Preventing ammonia risks in BC's rinks and arenas
British Columbia ice rinks are busy this time of year, teeming with hockey players, figure skaters, curlers, and more. But beyond the rink, the concession stand and the change rooms, Technical Safety BC is working hard to support the owners and operators of more than 200 arenas in the province to prevent accidental ammonia release.
Ammonia is used in various refrigeration systems, including those at arenas and curling rinks, to help create artificial ice surfaces. Ammonia is classified as a toxic substance and can cause severe injuries or death for people that come into contact with it. For this reason, there are very strict regulatory requirements in place for the use of ammonia in public facilities to reduce the risk of exposure.
Owners and operators of facilities with ammonia refrigeration plants that exceed 50 kW in capacity are required to have appropriately qualified and certified individuals in control of their facility at all times. In addition, employees in these facilities need to be effectively trained in the safe operation of the plant and the correct actions to be taken should an emergency such as an ammonia leak occur.
Accidental ammonia releases could be caused by leaks from components such as heat exchangers, condensers or seals during the operation of a plant or from over-pressure conditions that cause pressure relief valves to open. Ammonia could also be accidentally released during repairs or maintenance if not conducted in a safe manner.
“It is important that properly trained and qualified persons are in continuously control of an ammonia plant,” explains Technical Safety BC’s Tony Scholl, Safety Manager, Boilers and Pressure Vessels. “This is to ensure that the plant is operated safely to reduce the risk of an accidental ammonia release. Facility safety systems and devices, including alarms, must be installed, tested and maintained on a continuous basis to ensure they will function properly during emergency situations.”
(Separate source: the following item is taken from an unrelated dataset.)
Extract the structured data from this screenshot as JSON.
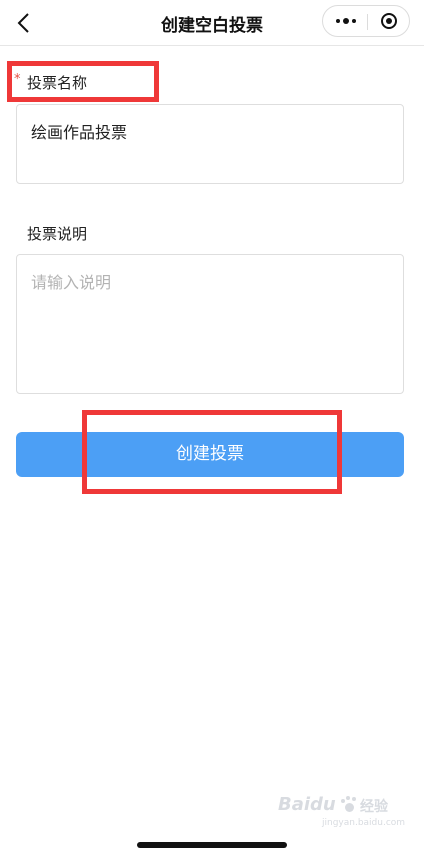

Technical Safety BC’s work with facility owners around the risks of ammonia release is ongoing. We recently issued a safety order on November 29 that required owners of ammonia refrigeration plants to test secondary coolants for the presence of ammonia and report the results to Technical Safety BC. A second safety order issued on December 22 notified owners of the potential for compliance action if supervision requirements are not met. The first safety order outlined new requirements and the second safety order was a reinforcement of existing regulation.
“Owners and operators should already have these measures in place,” says Scholl. “For the second safety order, we are simply providing a reminder to these facilities that they have until January 19, 2018 to achieve compliance, or we may consider enforcement action.”
Technical Safety BC periodically inspects these facilities to confirm whether regulatory obligations are being met. Ultimately, however, it is the legal responsibility of the facility owner to meet the requirements of the legislation.
“With more than 200 arenas across the province we can’t be everywhere at once,” adds Technical Safety BC’s Janice Lee, Director, Safety Oversight. “The owners of the facilities are responsible to ensure they are in compliance with the legislation. We are here to work with industry to provide advice, guidance, information, oversight, and worker certification. Safety is a shared responsibility, and one we take very seriously.”
Learn more about ammonia release safety.